### Problem details
Reproduce every record below word for word and include no pictures.

### Data extracts

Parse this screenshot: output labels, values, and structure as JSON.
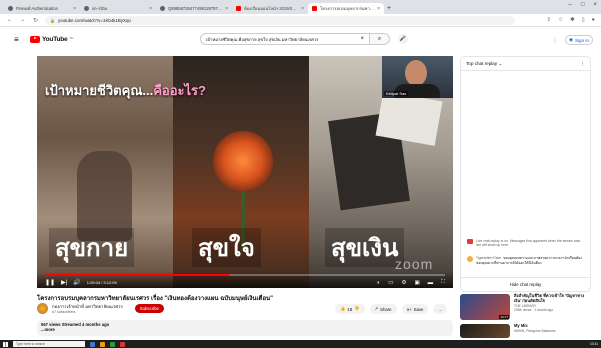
{
  "browser": {
    "tabs": [
      {
        "title": "Firewall Authentication",
        "icon": "globe-icon",
        "active": false
      },
      {
        "title": "xn--l3ba",
        "icon": "globe-icon",
        "active": false
      },
      {
        "title": "Q8985872847749812879761",
        "icon": "globe-icon",
        "active": false
      },
      {
        "title": "ห้องเรียนออนไลน์ฯ 2019/2020 - Yo",
        "icon": "youtube-icon",
        "active": false
      },
      {
        "title": "โครงการอบรมบุคลากรมหาวิทยาลัย",
        "icon": "youtube-icon",
        "active": true
      }
    ],
    "new_tab": "+",
    "url": "youtube.com/watch?v=1Kb4k1ByXqo"
  },
  "youtube": {
    "logo_text": "YouTube",
    "logo_suffix": "TH",
    "search_value": "เป้าหมายชีวิตคุณ คือสุขกาย สุขใจ สุขเงิน มหาวิทยาลัยนเรศวร",
    "signin": "Sign in"
  },
  "video": {
    "headline_prefix": "เป้าหมายชีวิตคุณ...",
    "headline_accent": "คืออะไร?",
    "words": [
      "สุขกาย",
      "สุขใจ",
      "สุขเงิน"
    ],
    "watermark": "zoom",
    "cam_name": "Kittipat Sas",
    "time": "1:29:04 / 3:12:09",
    "progress": 0.46
  },
  "info": {
    "title": "โครงการอบรมบุคลากรมหาวิทยาลัยนเรศวร เรื่อง \"เงินทองต้องวางแผน ฉบับมนุษย์เงินเดือน\"",
    "channel": "กองการเจ้าหน้าที่ มหาวิทยาลัยนเรศวร",
    "subs": "67 subscribers",
    "subscribe": "Subscribe",
    "likes": "18",
    "share": "Share",
    "save": "Save",
    "more": "...",
    "views": "567 views  Streamed 4 months ago",
    "show_more": "...more"
  },
  "chat": {
    "header": "Top chat replay",
    "note": "Live chat replay is on. Messages that appeared when the stream was live will show up here.",
    "msg_author": "Tigerwitten Pake",
    "msg_text": "ขอบคุณบทความและภาพสวยมาก พวกเรานักเรียนต้องขอบคุณมากที่ท่านอาจารย์ได้ออกให้มีเงินดีนะ",
    "hide": "Hide chat replay"
  },
  "recommendations": [
    {
      "title": "สิ่งสำคัญในชีวิต ที่ควรเข้าใจ 'ปัญหาทางเงิน' ก่อนตัดสินใจ",
      "channel": "THE LIBRARY",
      "meta": "155K views · 1 month ago",
      "duration": "20:17"
    },
    {
      "title": "My Mix",
      "channel": "Kitt%N, Penguins Stadiums",
      "meta": "",
      "duration": ""
    }
  ],
  "taskbar": {
    "search": "Type here to search",
    "clock": "10:31"
  },
  "colors": {
    "yt_red": "#ff0000",
    "subscribe_red": "#cc0000",
    "link_blue": "#065fd4",
    "accent_pink": "#ff9ec7"
  }
}
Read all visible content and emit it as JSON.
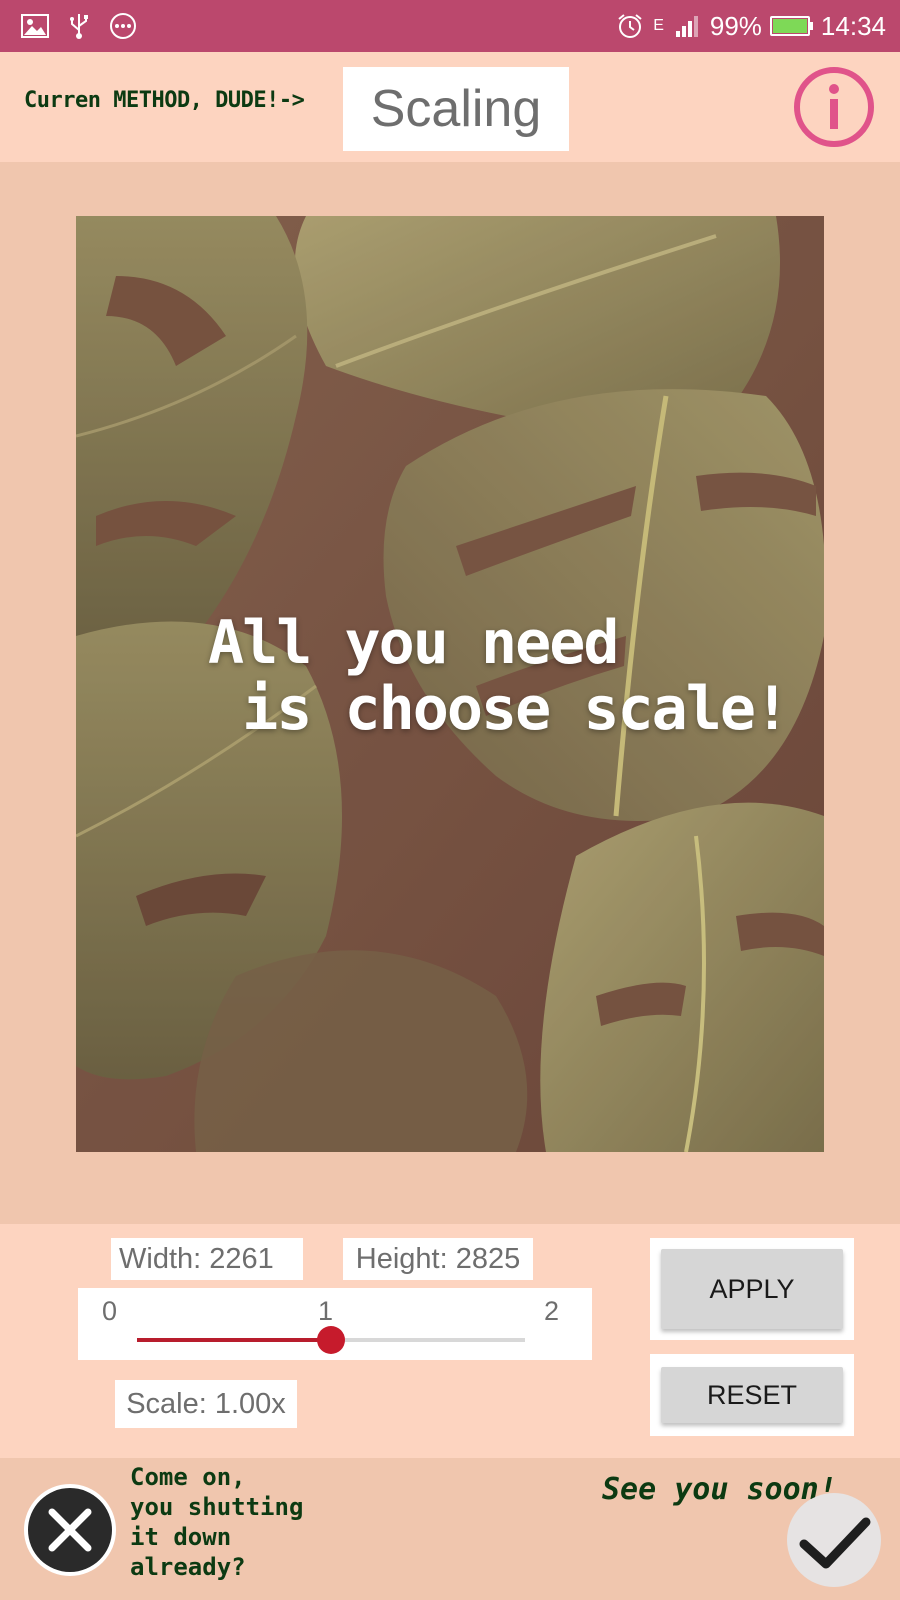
{
  "status_bar": {
    "left_icons": [
      "image-icon",
      "usb-icon",
      "more-icon"
    ],
    "right_icons": [
      "alarm-icon",
      "signal-icon",
      "battery-icon"
    ],
    "network": "E",
    "battery": "99%",
    "battery_level": 0.99,
    "time": "14:34",
    "color": "#bb486d"
  },
  "header": {
    "method_prefix": "Curren METHOD, DUDE!->",
    "method_value": "Scaling",
    "info_icon": "info-icon",
    "accent_color": "#e0538a"
  },
  "preview": {
    "overlay_text": "All you need\n is choose scale!"
  },
  "controls": {
    "width_label": "Width: 2261",
    "height_label": "Height: 2825",
    "slider": {
      "ticks": [
        "0",
        "1",
        "2"
      ],
      "min": 0,
      "max": 2,
      "value": 1.0,
      "color": "#c61b2c"
    },
    "scale_label": "Scale: 1.00x",
    "apply_label": "APPLY",
    "reset_label": "RESET"
  },
  "footer": {
    "quit_text": "Come on,\nyou shutting\nit down\nalready?",
    "goodbye_text": "See you soon!",
    "close_icon": "close-icon",
    "confirm_icon": "checkmark-icon"
  }
}
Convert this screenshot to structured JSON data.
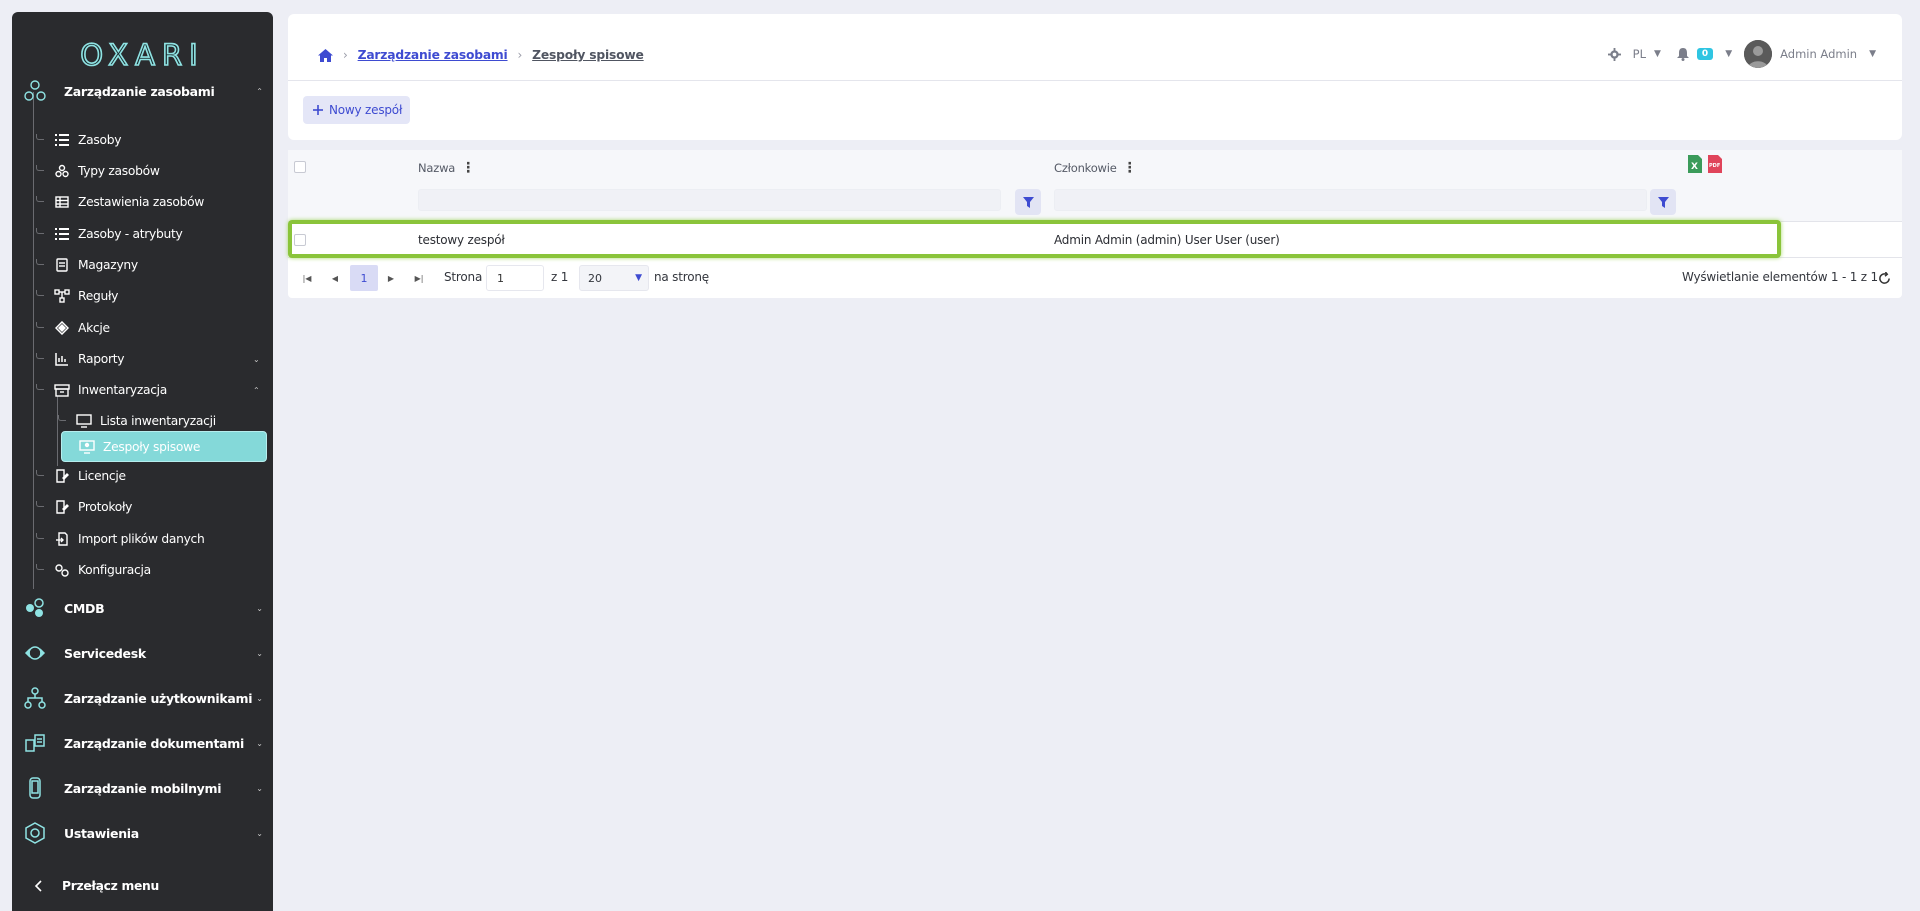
{
  "sidebar": {
    "logo": "OXARI",
    "sections": {
      "assets": "Zarządzanie zasobami",
      "cmdb": "CMDB",
      "servicedesk": "Servicedesk",
      "users": "Zarządzanie użytkownikami",
      "documents": "Zarządzanie dokumentami",
      "mobile": "Zarządzanie mobilnymi",
      "settings": "Ustawienia"
    },
    "items": {
      "zasoby": "Zasoby",
      "typy": "Typy zasobów",
      "zestawienia": "Zestawienia zasobów",
      "atrybuty": "Zasoby - atrybuty",
      "magazyny": "Magazyny",
      "reguly": "Reguły",
      "akcje": "Akcje",
      "raporty": "Raporty",
      "inwentaryzacja": "Inwentaryzacja",
      "lista": "Lista inwentaryzacji",
      "zespoly": "Zespoły spisowe",
      "licencje": "Licencje",
      "protokoly": "Protokoły",
      "import": "Import plików danych",
      "konfiguracja": "Konfiguracja"
    },
    "toggle_label": "Przełącz menu"
  },
  "header": {
    "breadcrumb": {
      "parent": "Zarządzanie zasobami",
      "current": "Zespoły spisowe"
    },
    "language": "PL",
    "notifications_count": "0",
    "user_name": "Admin Admin"
  },
  "toolbar": {
    "new_team_label": "Nowy zespół"
  },
  "grid": {
    "columns": {
      "name": "Nazwa",
      "members": "Członkowie"
    },
    "rows": [
      {
        "name": "testowy zespół",
        "members": "Admin Admin (admin) User User (user)"
      }
    ],
    "pager": {
      "current_page": "1",
      "page_label": "Strona",
      "page_input": "1",
      "of_label": "z 1",
      "page_size": "20",
      "per_page_label": "na stronę",
      "summary": "Wyświetlanie elementów 1 - 1 z 1"
    }
  },
  "colors": {
    "sidebar_bg": "#2a2b2e",
    "active_item": "#84d9d9",
    "accent": "#3e4bd1",
    "highlight": "#8ac43a",
    "badge": "#2fc5e2"
  }
}
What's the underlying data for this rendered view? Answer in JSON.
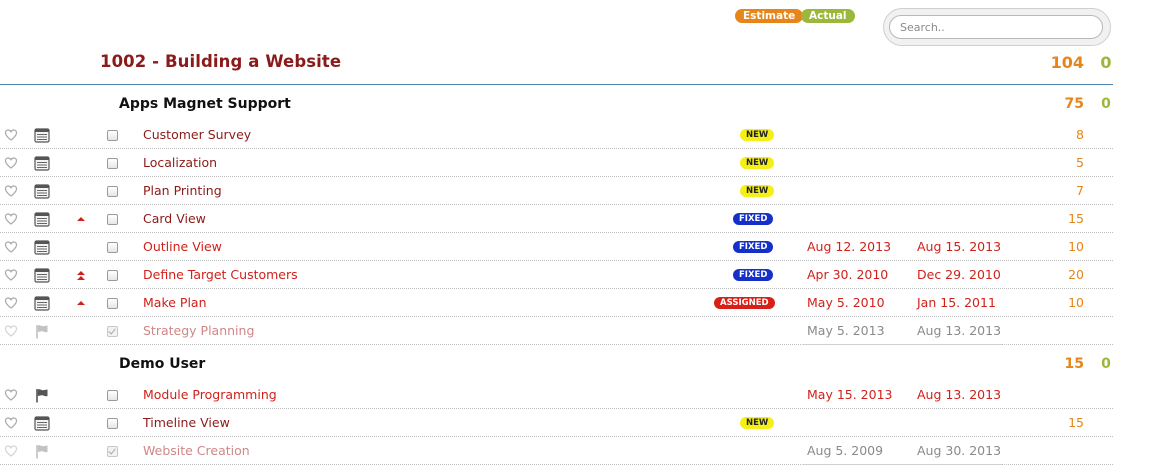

### Written solution
Parse this screenshot: output labels, values, and structure as JSON.
{
  "browser": {
    "tabs": [
      {
        "title": "Firewall Authentication",
        "icon": "globe-icon",
        "active": false
      },
      {
        "title": "xn--l3ba",
        "icon": "globe-icon",
        "active": false
      },
      {
        "title": "Q8985872847749812879761",
        "icon": "globe-icon",
        "active": false
      },
      {
        "title": "ห้องเรียนออนไลน์ฯ 2019/2020 - Yo",
        "icon": "youtube-icon",
        "active": false
      },
      {
        "title": "โครงการอบรมบุคลากรมหาวิทยาลัย",
        "icon": "youtube-icon",
        "active": true
      }
    ],
    "new_tab": "+",
    "url": "youtube.com/watch?v=1Kb4k1ByXqo"
  },
  "youtube": {
    "logo_text": "YouTube",
    "logo_suffix": "TH",
    "search_value": "เป้าหมายชีวิตคุณ คือสุขกาย สุขใจ สุขเงิน มหาวิทยาลัยนเรศวร",
    "signin": "Sign in"
  },
  "video": {
    "headline_prefix": "เป้าหมายชีวิตคุณ...",
    "headline_accent": "คืออะไร?",
    "words": [
      "สุขกาย",
      "สุขใจ",
      "สุขเงิน"
    ],
    "watermark": "zoom",
    "cam_name": "Kittipat Sas",
    "time": "1:29:04 / 3:12:09",
    "progress": 0.46
  },
  "info": {
    "title": "โครงการอบรมบุคลากรมหาวิทยาลัยนเรศวร เรื่อง \"เงินทองต้องวางแผน ฉบับมนุษย์เงินเดือน\"",
    "channel": "กองการเจ้าหน้าที่ มหาวิทยาลัยนเรศวร",
    "subs": "67 subscribers",
    "subscribe": "Subscribe",
    "likes": "18",
    "share": "Share",
    "save": "Save",
    "more": "...",
    "views": "567 views  Streamed 4 months ago",
    "show_more": "...more"
  },
  "chat": {
    "header": "Top chat replay",
    "note": "Live chat replay is on. Messages that appeared when the stream was live will show up here.",
    "msg_author": "Tigerwitten Pake",
    "msg_text": "ขอบคุณบทความและภาพสวยมาก พวกเรานักเรียนต้องขอบคุณมากที่ท่านอาจารย์ได้ออกให้มีเงินดีนะ",
    "hide": "Hide chat replay"
  },
  "recommendations": [
    {
      "title": "สิ่งสำคัญในชีวิต ที่ควรเข้าใจ 'ปัญหาทางเงิน' ก่อนตัดสินใจ",
      "channel": "THE LIBRARY",
      "meta": "155K views · 1 month ago",
      "duration": "20:17"
    },
    {
      "title": "My Mix",
      "channel": "Kitt%N, Penguins Stadiums",
      "meta": "",
      "duration": ""
    }
  ],
  "taskbar": {
    "search": "Type here to search",
    "clock": "10:31"
  },
  "colors": {
    "yt_red": "#ff0000",
    "subscribe_red": "#cc0000",
    "link_blue": "#065fd4",
    "accent_pink": "#ff9ec7"
  }
}
Read all visible content and emit it as JSON.
{
  "status_bar": {
    "left_icons": [
      "image-icon",
      "usb-icon",
      "more-icon"
    ],
    "right_icons": [
      "alarm-icon",
      "signal-icon",
      "battery-icon"
    ],
    "network": "E",
    "battery": "99%",
    "battery_level": 0.99,
    "time": "14:34",
    "color": "#bb486d"
  },
  "header": {
    "method_prefix": "Curren METHOD, DUDE!->",
    "method_value": "Scaling",
    "info_icon": "info-icon",
    "accent_color": "#e0538a"
  },
  "preview": {
    "overlay_text": "All you need\n is choose scale!"
  },
  "controls": {
    "width_label": "Width: 2261",
    "height_label": "Height: 2825",
    "slider": {
      "ticks": [
        "0",
        "1",
        "2"
      ],
      "min": 0,
      "max": 2,
      "value": 1.0,
      "color": "#c61b2c"
    },
    "scale_label": "Scale: 1.00x",
    "apply_label": "APPLY",
    "reset_label": "RESET"
  },
  "footer": {
    "quit_text": "Come on,\nyou shutting\nit down\nalready?",
    "goodbye_text": "See you soon!",
    "close_icon": "close-icon",
    "confirm_icon": "checkmark-icon"
  }
}
Convert this screenshot to structured JSON data.
{
  "sidebar": {
    "logo": "OXARI",
    "sections": {
      "assets": "Zarządzanie zasobami",
      "cmdb": "CMDB",
      "servicedesk": "Servicedesk",
      "users": "Zarządzanie użytkownikami",
      "documents": "Zarządzanie dokumentami",
      "mobile": "Zarządzanie mobilnymi",
      "settings": "Ustawienia"
    },
    "items": {
      "zasoby": "Zasoby",
      "typy": "Typy zasobów",
      "zestawienia": "Zestawienia zasobów",
      "atrybuty": "Zasoby - atrybuty",
      "magazyny": "Magazyny",
      "reguly": "Reguły",
      "akcje": "Akcje",
      "raporty": "Raporty",
      "inwentaryzacja": "Inwentaryzacja",
      "lista": "Lista inwentaryzacji",
      "zespoly": "Zespoły spisowe",
      "licencje": "Licencje",
      "protokoly": "Protokoły",
      "import": "Import plików danych",
      "konfiguracja": "Konfiguracja"
    },
    "toggle_label": "Przełącz menu"
  },
  "header": {
    "breadcrumb": {
      "parent": "Zarządzanie zasobami",
      "current": "Zespoły spisowe"
    },
    "language": "PL",
    "notifications_count": "0",
    "user_name": "Admin Admin"
  },
  "toolbar": {
    "new_team_label": "Nowy zespół"
  },
  "grid": {
    "columns": {
      "name": "Nazwa",
      "members": "Członkowie"
    },
    "rows": [
      {
        "name": "testowy zespół",
        "members": "Admin Admin (admin) User User (user)"
      }
    ],
    "pager": {
      "current_page": "1",
      "page_label": "Strona",
      "page_input": "1",
      "of_label": "z 1",
      "page_size": "20",
      "per_page_label": "na stronę",
      "summary": "Wyświetlanie elementów 1 - 1 z 1"
    }
  },
  "colors": {
    "sidebar_bg": "#2a2b2e",
    "active_item": "#84d9d9",
    "accent": "#3e4bd1",
    "highlight": "#8ac43a",
    "badge": "#2fc5e2"
  }
}
What's the underlying data for this rendered view? Answer in JSON.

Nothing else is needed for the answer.